● INSTRUCTIONS FOR THE TASK: Report how many lines below include the string "icon". Please keep the reply to that number.

● INFORMATION SHOWN:
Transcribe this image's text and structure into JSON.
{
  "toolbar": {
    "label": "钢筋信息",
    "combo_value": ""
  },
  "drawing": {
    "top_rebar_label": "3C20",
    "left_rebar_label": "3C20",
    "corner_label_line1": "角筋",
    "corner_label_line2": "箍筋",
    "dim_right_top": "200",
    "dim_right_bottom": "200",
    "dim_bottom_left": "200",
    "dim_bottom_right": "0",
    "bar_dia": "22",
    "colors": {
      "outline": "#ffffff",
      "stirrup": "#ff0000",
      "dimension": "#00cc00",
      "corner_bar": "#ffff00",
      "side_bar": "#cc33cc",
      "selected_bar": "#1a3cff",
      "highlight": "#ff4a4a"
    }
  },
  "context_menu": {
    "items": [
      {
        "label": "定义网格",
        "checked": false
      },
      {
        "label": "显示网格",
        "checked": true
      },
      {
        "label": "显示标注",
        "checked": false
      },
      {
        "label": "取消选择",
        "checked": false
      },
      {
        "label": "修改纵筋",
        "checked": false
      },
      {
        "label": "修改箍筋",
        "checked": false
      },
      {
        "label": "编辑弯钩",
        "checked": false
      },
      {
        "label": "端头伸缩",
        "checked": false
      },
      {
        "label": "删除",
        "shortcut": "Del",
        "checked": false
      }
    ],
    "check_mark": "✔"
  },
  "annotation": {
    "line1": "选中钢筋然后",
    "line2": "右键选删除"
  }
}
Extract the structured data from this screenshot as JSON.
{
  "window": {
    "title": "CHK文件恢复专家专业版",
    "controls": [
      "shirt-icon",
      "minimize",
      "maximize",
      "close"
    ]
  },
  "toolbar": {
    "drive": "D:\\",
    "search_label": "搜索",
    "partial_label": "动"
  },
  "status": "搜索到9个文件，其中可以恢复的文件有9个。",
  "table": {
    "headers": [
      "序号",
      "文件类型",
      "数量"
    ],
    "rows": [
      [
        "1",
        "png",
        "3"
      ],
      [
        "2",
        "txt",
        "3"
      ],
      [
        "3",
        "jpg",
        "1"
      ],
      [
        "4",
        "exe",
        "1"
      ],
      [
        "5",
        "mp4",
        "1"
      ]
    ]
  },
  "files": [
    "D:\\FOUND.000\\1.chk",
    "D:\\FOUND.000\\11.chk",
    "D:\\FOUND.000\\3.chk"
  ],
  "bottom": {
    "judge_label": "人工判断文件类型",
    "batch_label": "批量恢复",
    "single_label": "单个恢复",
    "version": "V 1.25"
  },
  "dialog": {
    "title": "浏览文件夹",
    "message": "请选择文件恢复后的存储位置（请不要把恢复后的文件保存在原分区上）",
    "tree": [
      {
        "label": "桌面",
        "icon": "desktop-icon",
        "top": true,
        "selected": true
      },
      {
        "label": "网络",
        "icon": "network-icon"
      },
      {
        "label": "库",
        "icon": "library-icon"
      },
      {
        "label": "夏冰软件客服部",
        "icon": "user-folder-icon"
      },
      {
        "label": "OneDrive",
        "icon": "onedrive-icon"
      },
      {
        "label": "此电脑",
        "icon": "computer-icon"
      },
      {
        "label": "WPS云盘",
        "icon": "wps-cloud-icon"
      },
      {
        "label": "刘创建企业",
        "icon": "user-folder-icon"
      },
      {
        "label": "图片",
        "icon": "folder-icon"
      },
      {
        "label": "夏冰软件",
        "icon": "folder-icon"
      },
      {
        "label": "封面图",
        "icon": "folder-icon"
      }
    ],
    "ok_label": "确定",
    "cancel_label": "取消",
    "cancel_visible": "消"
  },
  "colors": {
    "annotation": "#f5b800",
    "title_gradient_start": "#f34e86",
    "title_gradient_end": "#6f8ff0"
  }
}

● RESULT FOR THIS TASK: 12